Astrophys. J. Lett. 874, L15 (2019)

On 4 April 2019, the Parker Solar Probe (PSP) made its second perihelion encounter, passing a mere 24.8 million kilometres from the Sun. While waiting for the release of data from the first perihelion made last November, Pete Riley and co-workers ran simulations to predict the structure of the solar corona and inner heliosphere that PSP would have encountered.

Credit: NASA

The PSP mission will use a series of gravity assists from Venus to make 24 orbits of the Sun, ultimately reaching a closest approach of 6.9 million kilometres at 200 km s–1 — a speed comparable to that of the slow solar wind. Given the trajectory and short time window for collecting data, global models of the photospheric magnetic field provide a complementary tool for analysing the data and predicting future coronal states.

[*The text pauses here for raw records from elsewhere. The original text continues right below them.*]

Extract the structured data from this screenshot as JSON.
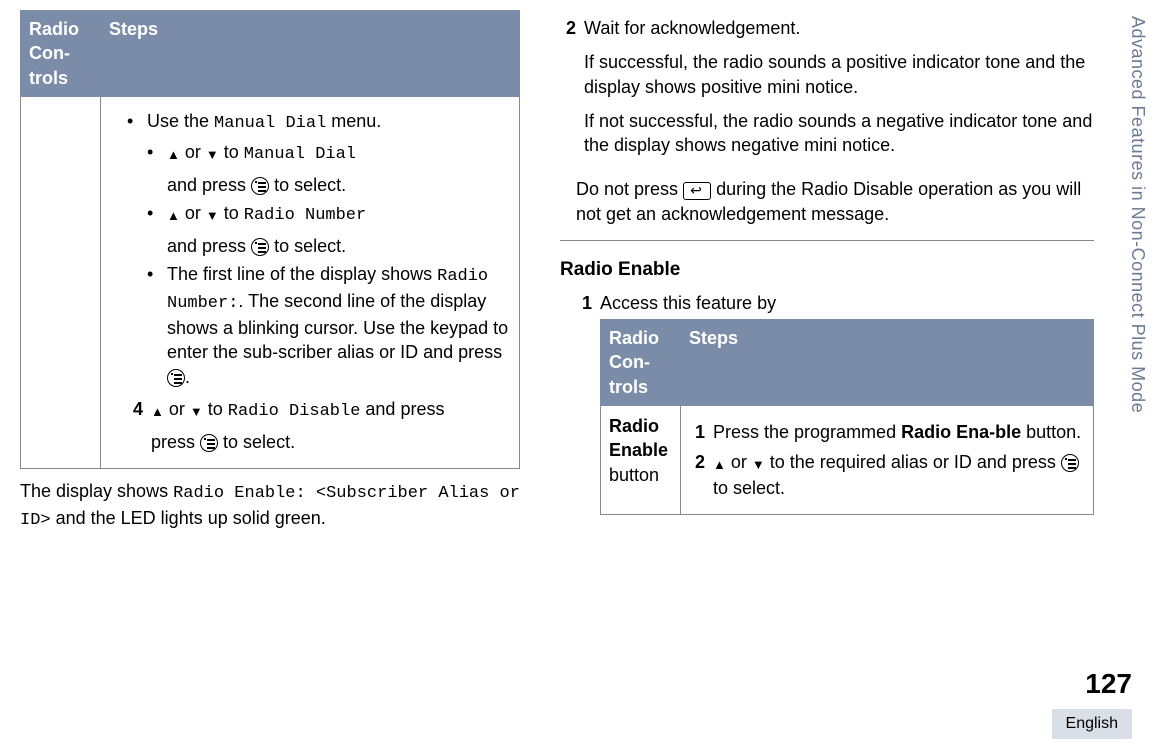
{
  "side_tab": "Advanced Features in Non-Connect Plus Mode",
  "page_number": "127",
  "language": "English",
  "left": {
    "table": {
      "col1": "Radio Con-trols",
      "col2": "Steps",
      "bullet1_pre": "Use the ",
      "bullet1_mono": "Manual Dial",
      "bullet1_post": " menu.",
      "sub1_or": " or ",
      "sub1_to": " to ",
      "sub1_mono": "Manual Dial",
      "sub_press": "and press ",
      "sub_select": " to select.",
      "sub2_mono": "Radio Number",
      "bullet3a": "The first line of the display shows ",
      "bullet3_mono": "Radio Number:",
      "bullet3b": ". The second line of the display shows a blinking cursor. Use the keypad to enter the sub-scriber alias or ID and press ",
      "bullet3_dot": ".",
      "step4_n": "4",
      "step4_or": " or ",
      "step4_to": " to ",
      "step4_mono": "Radio Disable",
      "step4_and": " and press ",
      "step4_sel": " to select."
    },
    "below_a": "The display shows ",
    "below_mono": "Radio Enable: <Subscriber Alias or ID>",
    "below_b": " and the LED lights up solid green."
  },
  "right": {
    "s2_n": "2",
    "s2_txt": "Wait for acknowledgement.",
    "s2_p1": "If successful, the radio sounds a positive indicator tone and the display shows positive mini notice.",
    "s2_p2": "If not successful, the radio sounds a negative indicator tone and the display shows negative mini notice.",
    "s2_p3a": "Do not press ",
    "s2_p3b": " during the Radio Disable operation as you will not get an acknowledgement message.",
    "heading": "Radio Enable",
    "s1_n": "1",
    "s1_txt": "Access this feature by",
    "table": {
      "col1": "Radio Con-trols",
      "col2": "Steps",
      "row_label_a": "Radio Enable",
      "row_label_b": " button",
      "r1_n": "1",
      "r1_a": "Press the programmed ",
      "r1_b": "Radio Ena-ble",
      "r1_c": " button.",
      "r2_n": "2",
      "r2_or": " or ",
      "r2_to": " to the required alias or ID and press ",
      "r2_sel": " to select."
    }
  }
}
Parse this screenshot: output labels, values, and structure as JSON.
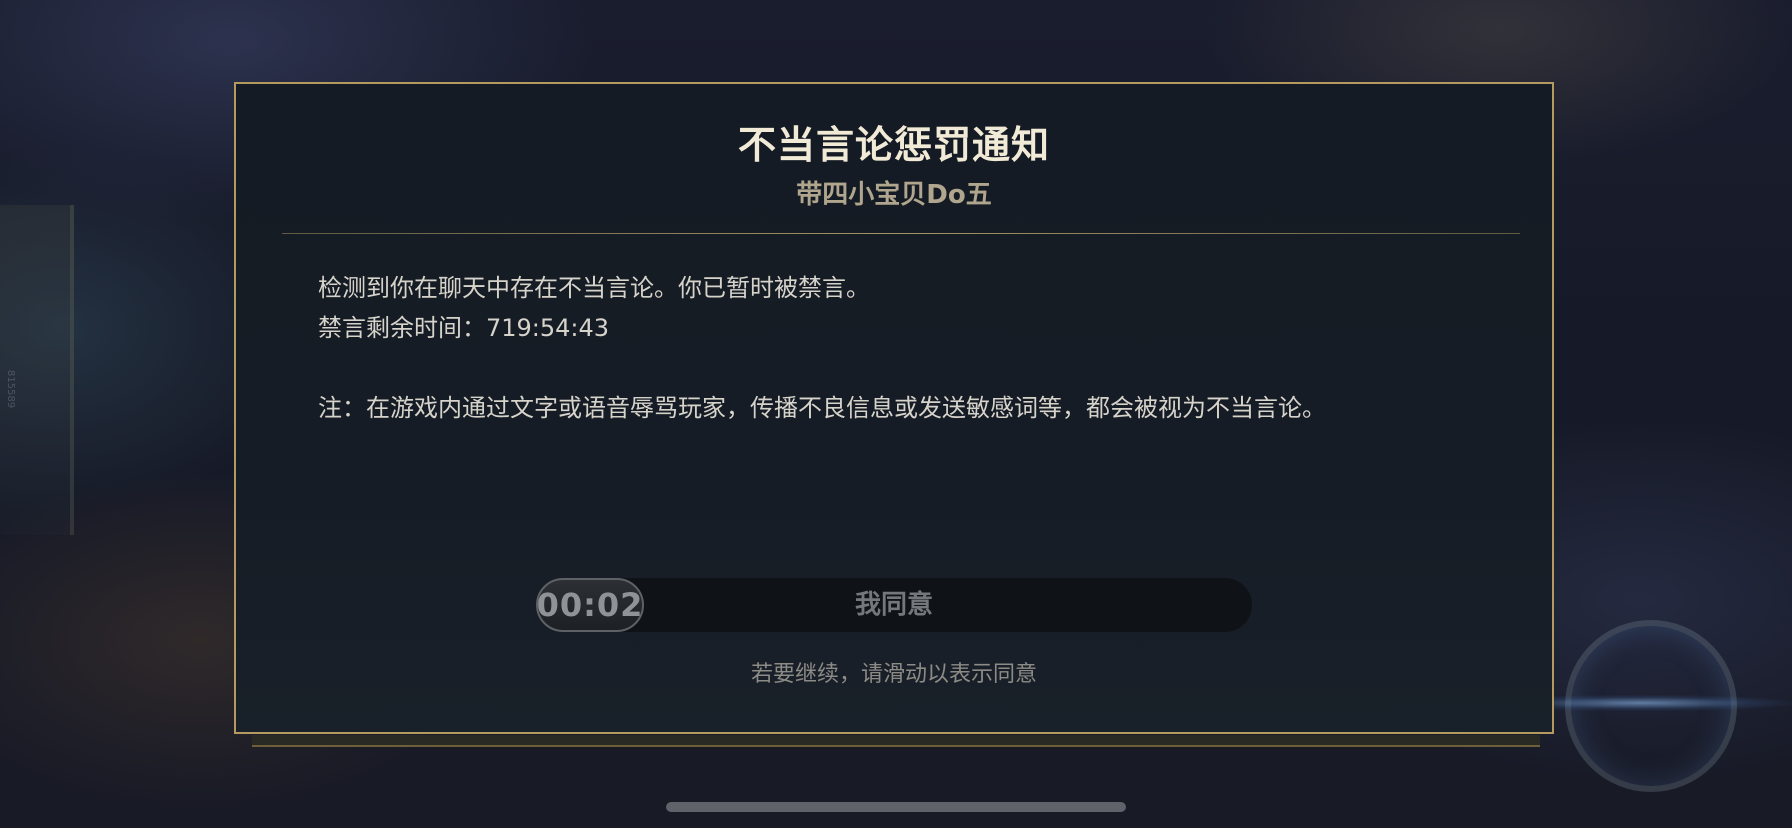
{
  "dialog": {
    "title": "不当言论惩罚通知",
    "subtitle": "带四小宝贝Do五",
    "message": "检测到你在聊天中存在不当言论。你已暂时被禁言。",
    "mute_remaining": "禁言剩余时间：719:54:43",
    "note": "注：在游戏内通过文字或语音辱骂玩家，传播不良信息或发送敏感词等，都会被视为不当言论。",
    "slider": {
      "countdown": "00:02",
      "label": "我同意"
    },
    "hint": "若要继续，请滑动以表示同意"
  },
  "background": {
    "side_tag": "815589"
  },
  "colors": {
    "border_gold": "#b49a5e",
    "title": "#f1ead6",
    "dialog_bg": "#151b24"
  }
}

Riley et al. applied the Magnetohydrodynamic Algorithm outside a Sphere (MAS) and found that a week before perihelion, the solar wind about the spacecraft could be traced to an equatorial coronal hole of positive polarity. But then just before perihelion, the connection jumped to a different equatorial coronal hole, to the east, and of negative polarity. After the first close encounter, the spacecraft then became magnetically connected to a northern coronal hole of positive polarity. The authors also used the Potential Field Source Surface (PFSS) model to calculate the coronal magnetic field. There were global similarities, but also differences; in the PFSS simulation, post-perihelion the spacecraft connected to a southern coronal hole. Once the observational data have been analysed, it will be possible to see which model works better, and whether the predicted magnetic field and plasma variables are indeed accurate. This information will hopefully provide insights into coronal heating and solar wind acceleration.